A common drug for treating epileptic seizures can lead to birth defects if used during pregnancy by interfering with glutamate signaling in earliest stages of nervous system development, a study by UC Davis School of Medicine researchers has found.
The study, conducted in frogs and published in the Journal of Neuroscience, could inform the development of new epilepsy medications that are safer for pregnant women.
“Neural tube defects such as spina bifida are among the most common birth defects. In serious cases, they can lead to neurological deficits and even infant death,” said Laura N. Borodinsky, associate professor in the Department of Physiology and Membrane Biology at UC Davis School of Medicine and an associate investigator at Shriners Hospitals.
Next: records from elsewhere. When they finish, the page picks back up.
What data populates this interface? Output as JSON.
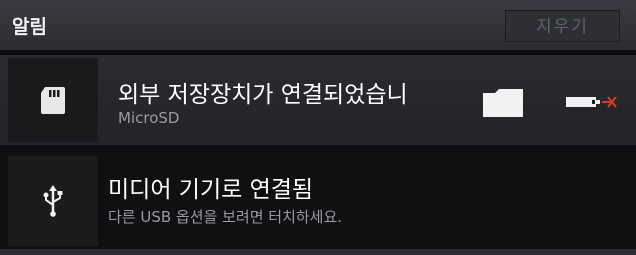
{
  "header": {
    "title": "알림",
    "clear_label": "지우기"
  },
  "notifications": [
    {
      "title": "외부 저장장치가 연결되었습니",
      "subtitle": "MicroSD",
      "icon": "sd-card-icon",
      "actions": [
        "folder-icon",
        "unmount-icon"
      ]
    },
    {
      "title": "미디어 기기로 연결됨",
      "subtitle": "다른 USB 옵션을 보려면 터치하세요.",
      "icon": "usb-icon"
    }
  ],
  "colors": {
    "header_bg": "#2b2c31",
    "row_bg": "#222327",
    "title_text": "#ffffff",
    "subtitle_text": "#9a9a9f",
    "eject_accent": "#d23a2a"
  }
}
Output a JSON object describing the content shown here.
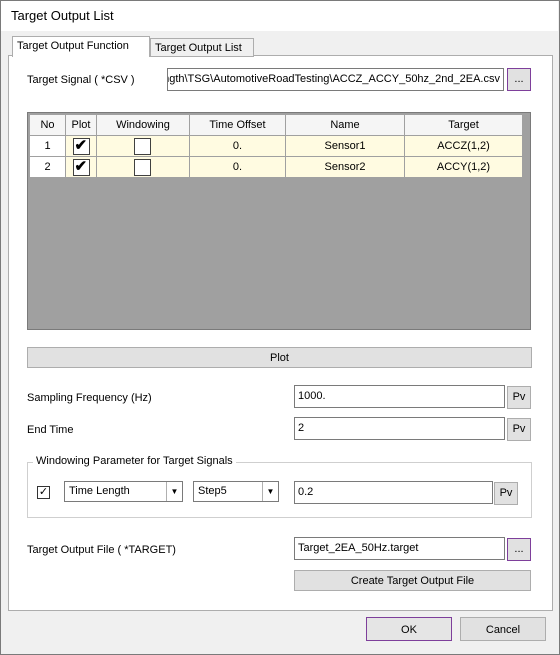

“The brain and spinal cord begin as a group of cells in the embryo that folds in on itself to form the neural tube. Some of the most common birth defects are caused by a neural tube that fails to close completely. The side effects of antiepileptic drugs (AEDs) are thought to contribute to the prevalence of birth defects among children of epileptic mothers, but the mechanisms involved are not known,” she said.
Current theories have focused on side effects of these drugs and not on the primary targets because of the prevailing view that during early stages of nervous system development neural activity is neither apparent nor relevant. Borodinsky challenged that view and demonstrated that neural plate glutamate signaling in clawed frogs is present and necessary for neural tube formation.
Using multiple experimental approaches, the UC Davis team showed that the neurotransmitter glutamate and N-methyl-aspartate (NMDA) receptors play an important part in the proliferation and migration of the cells that form the neural tube, which was compromised in embryos treated with the widely-used AED valproic acid and led to defects.
The article is entitled, “NMDA receptor signaling is important for neural tube formation and for preventing antiepileptic drug-induced neural tube defects.
Raman Goyal is a co-author on the paper.